The unnamed narrator of this novel by Jesse Ball is a retired surgeon and a widower who has just received a diagnosis of a terminal illness. He decides to spend his last months? weeks? traveling across the country as a census taker, bringing with him his son, who has Down syndrome. He never gives a clear reason for why this seems like a good course of action, but he dances around the topic in passages like this:
Most of all it was my son who prepared me for this work, my son who showed me, not in speech, but in his daily way, that we are by our own nature a kind of measure, that we are measuring each other at every moment. This was the census he began at birth, that he continues even now. It was his census that led into ours, into our taking of the census, our travel north.
As it turns out, the census in this novel is not exactly our contemporary version of the census. The book is set in an imagined future? past? in which the census is mandated and those who are counted in each census are tattooed to prove they’ve been recorded. The narrator, however, doesn’t bother approaching everyone or even asking all the questions on the form. Instead, he uses the time to travel and listen and observe and reflect on the people, places, and events that seem salient to him.
This is an odd book, without much of a story and no clear message that I could wrap my head around.

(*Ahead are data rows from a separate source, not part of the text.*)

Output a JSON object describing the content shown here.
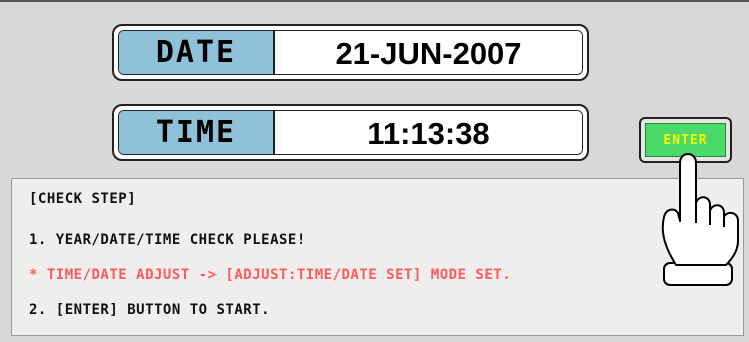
{
  "date": {
    "label": "DATE",
    "value": "21-JUN-2007"
  },
  "time": {
    "label": "TIME",
    "value": "11:13:38"
  },
  "enter_button": {
    "label": "ENTER"
  },
  "check_steps": {
    "title": "[CHECK STEP]",
    "step1": "1. YEAR/DATE/TIME CHECK PLEASE!",
    "note": "* TIME/DATE ADJUST -> [ADJUST:TIME/DATE SET] MODE SET.",
    "step2": "2. [ENTER] BUTTON TO START."
  },
  "colors": {
    "label_bg": "#8fc1d8",
    "enter_bg": "#4bd96a",
    "enter_text": "#f5f500",
    "note_text": "#ff5a5a"
  },
  "icons": {
    "pointer": "pointing-hand-icon"
  }
}
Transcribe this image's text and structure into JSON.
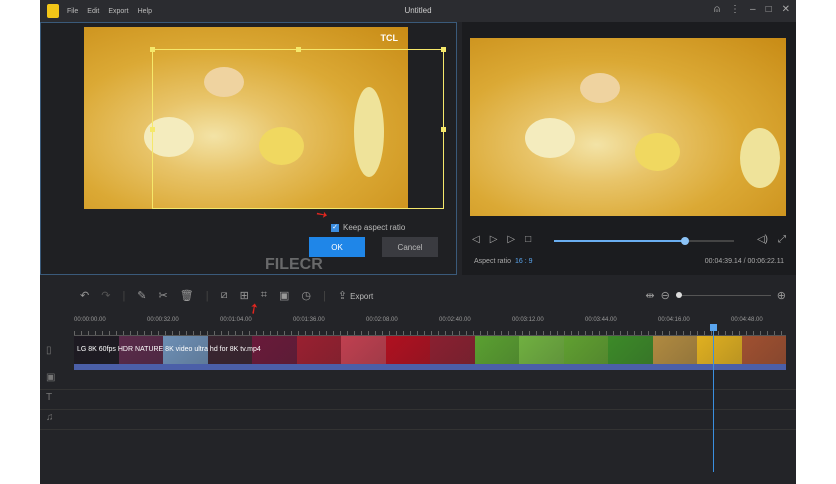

Ball says in the introduction that he wrote it as a way of dealing with the death of his 24-year-old brother, who had Down syndrome. The book’s narrator thinks a fair bit about how his son perceives life and how having him changed his and his wife’s life. But this is not particularly a book about being close to someone with Down syndrome. If anything, I suppose it’s about how we measure out our lives and our selves.

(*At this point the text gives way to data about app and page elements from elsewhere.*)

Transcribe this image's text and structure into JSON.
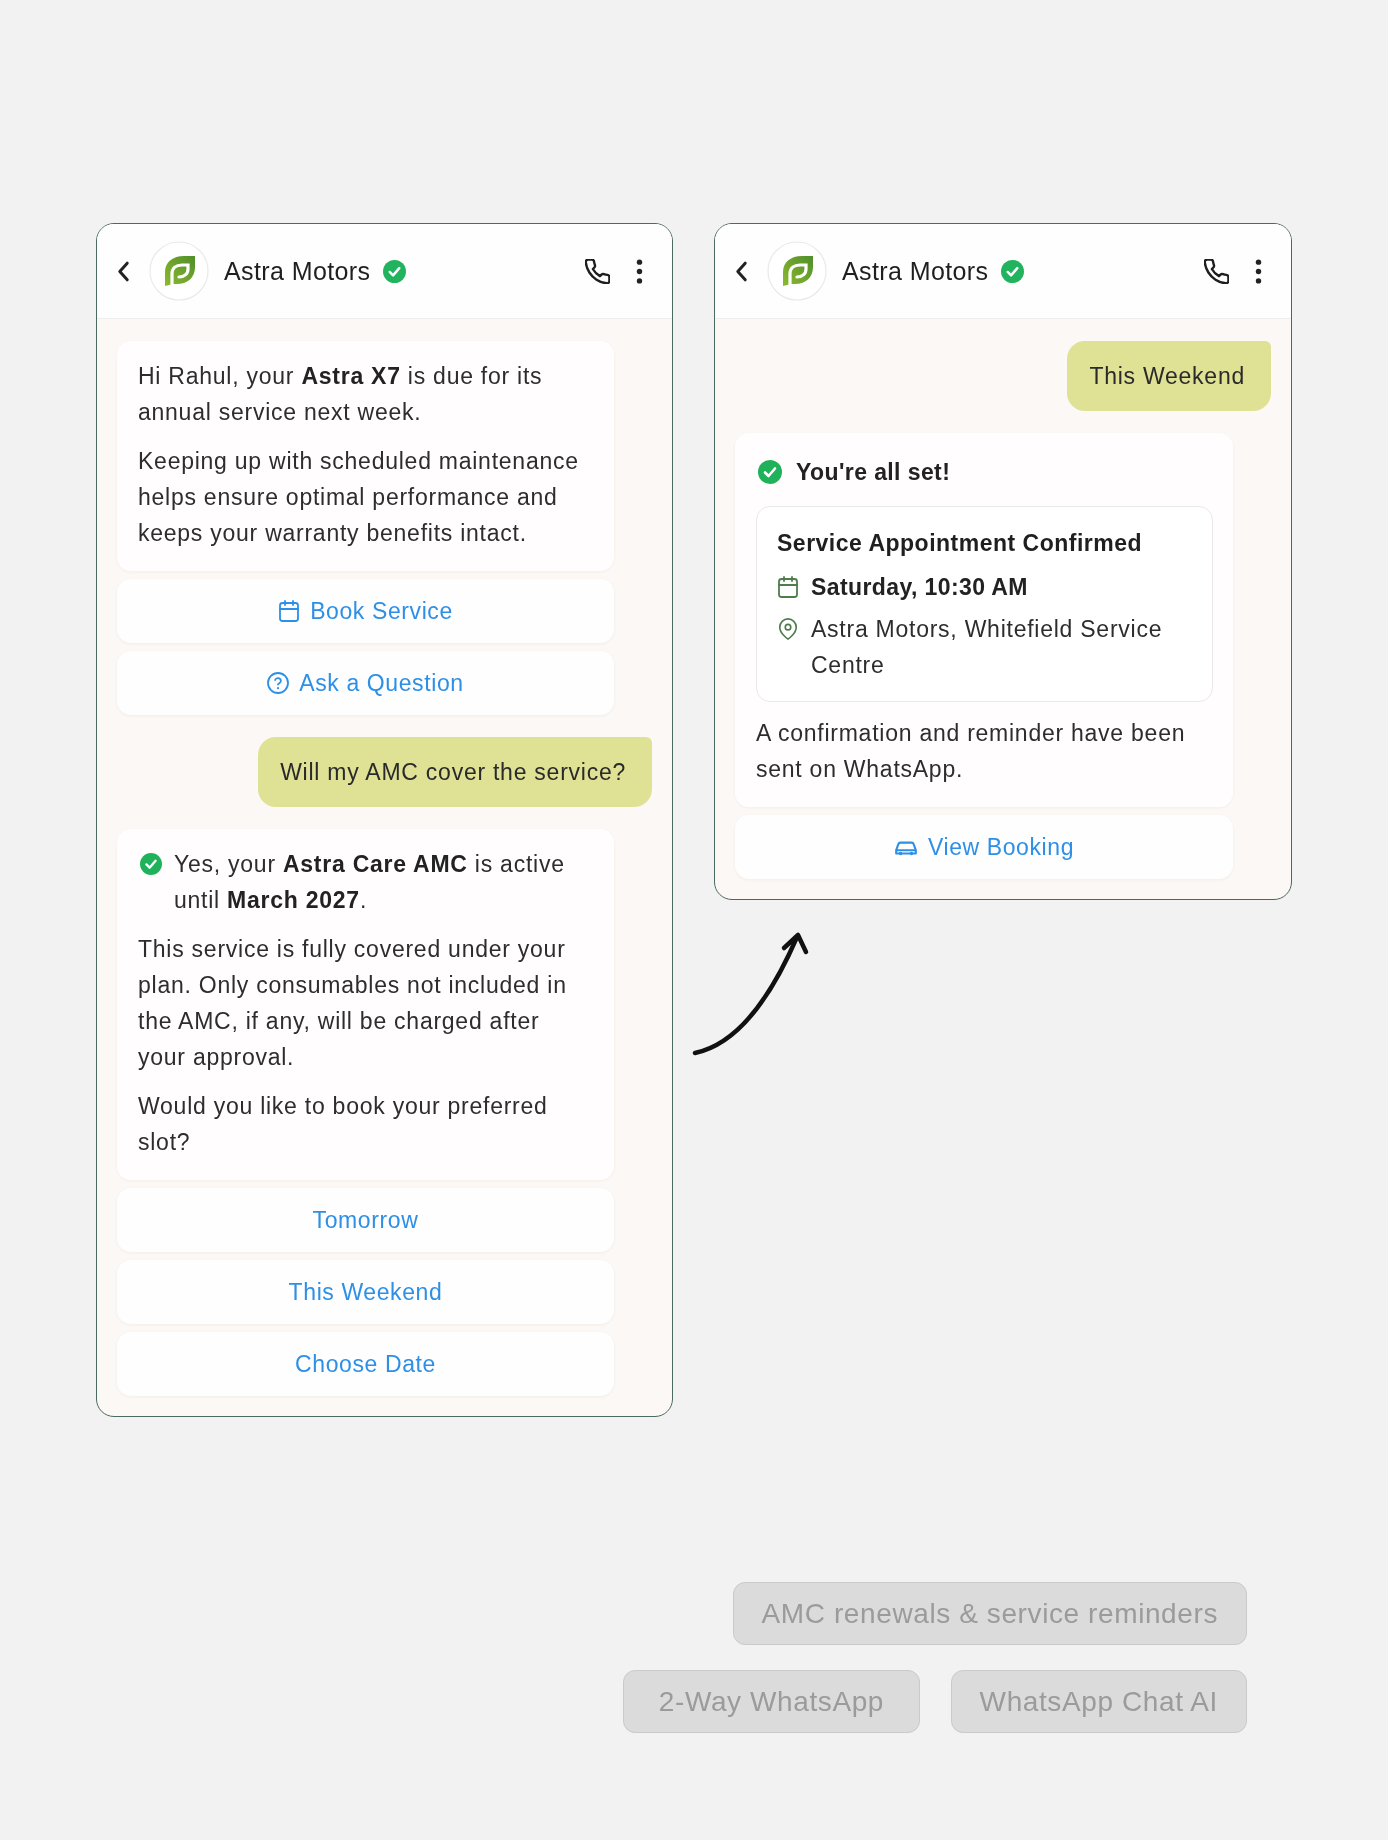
{
  "phones": [
    {
      "header": {
        "title": "Astra Motors",
        "verified": true
      },
      "messages": [
        {
          "kind": "bot",
          "paragraphs": [
            "Hi Rahul, your **Astra X7** is due for its annual service next week.",
            "Keeping up with scheduled maintenance helps ensure optimal performance and keeps your warranty benefits intact."
          ]
        },
        {
          "kind": "reply",
          "label": "Book Service"
        },
        {
          "kind": "reply",
          "label": "Ask a Question"
        },
        {
          "kind": "user",
          "text": "Will my AMC cover the service?"
        },
        {
          "kind": "bot",
          "status": "Yes, your **Astra Care AMC** is active until **March 2027**.",
          "paragraphs": [
            "This service is fully covered under your plan. Only consumables not included in the AMC, if any, will be charged after your approval.",
            "Would you like to book your preferred slot?"
          ]
        },
        {
          "kind": "reply",
          "label": "Tomorrow"
        },
        {
          "kind": "reply",
          "label": "This Weekend"
        },
        {
          "kind": "reply",
          "label": "Choose Date"
        }
      ]
    },
    {
      "header": {
        "title": "Astra Motors",
        "verified": true
      },
      "messages": [
        {
          "kind": "user",
          "text": "This Weekend"
        },
        {
          "kind": "bot",
          "heading": "You're all set!",
          "card": {
            "title": "Service Appointment Confirmed",
            "time": "Saturday, 10:30 AM",
            "location": "Astra Motors, Whitefield Service Centre"
          },
          "paragraphs": [
            "A confirmation and reminder have been sent on WhatsApp."
          ]
        },
        {
          "kind": "reply",
          "label": "View Booking"
        }
      ]
    }
  ],
  "tags": [
    "AMC renewals & service reminders",
    "2-Way WhatsApp",
    "WhatsApp Chat AI"
  ]
}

Although I’m sometimes impatient with contemplative books like this, I ended up liking this pretty well. I appreciated a lot of what he had to say about the value of examining our lives, and the ending is extremely moving. If the book were much longer, I probably would have lost patience with it, but the 250-page length (with lots of black pages) ended up being about right.